“I found that the butcher had left a leg of veal, and nothing else; but recollecting that my uncle was very fond of stuffed veal, I told the cook to stuff and roast it. She asked if I had any sweet herbs. I told her that I believed the herbs in the kitchen were used, but that my mother had put me up several paper bags of sage, catnip, &c., which I supposed would do as well, and ordered her to put in a plenty, as my uncle liked his food high-seasoned.
“My husband invited two neighbouring gentlemen to take a family dinner. When the veal was carved and tasted, I leave it to your imagination to conceive of my distress and Henry's mortification, on finding that our only dish was ruined. A half-picked ham-hone was summoned from the store-room, on which our guests satisfied the cravings of appetite.
“The following day we made more elaborate preparations, and Mr. Lawrence asked me, in the most gentle manner, just to look into the kitchen and see that every thing was going on right. Being sincerely desirous to please my dear husband and discharge my duty, I determined to spend the morning in the kitchen. But there I was in everybody's way, and only worried by trying to him my unskilful domestics; indeed, I was wholly incompetent even to advise them.
“I began to feel some trepidation as the dinner-hour approached; and when I saw the heterogeneous mass on the tabl", in a style so different from our former elegant dinners, I had scarcely courage to take 'my seat. My uncle sat next to me, and offereč io carve a pair of roasted chickens. When he cut off the wing, out dropped from the crop (as I have since heard it is called) corn, and beans, and grass, just as they had been eaten by the fowl: I perceived by his countenance luat something was wrong, but he adroitly concealed the unsightly objects from our visiters, and refrained from making any remark.
“When our guests departed, he took me aside, and said,
“My dear child, you had materials enough
on your table for twenty persons, but your cookery is deplorably deficient. Your mother neglected a very important part of your education. You will spend your fortune to very little purpose if, amid the abundance with which you are surrounded, you cannot procure a wellcooked dinner.'
"I felt at that řoment as if I would have given up all my French, German, and every accomplishment, in exchange for the knowledge, which would make me a good housekeeper Every young married woman who is ignorant of her duties will meet mortifications at every step; an elegant establishment, an ample for tune, and even a devoted husband, will not secure her happiness.
“You may suppose that my nerves became considerably excited; indeed, I could not al ways control my feelings during my uncle's visit.

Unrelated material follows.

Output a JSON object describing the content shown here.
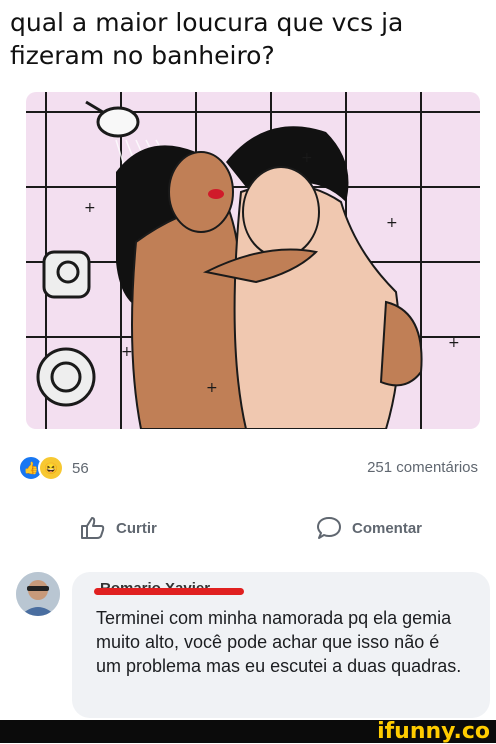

The day before his departure Henry again had company, and had been at some paing to procure a brace of partridges for dinner. They looked very well, for I studied a cook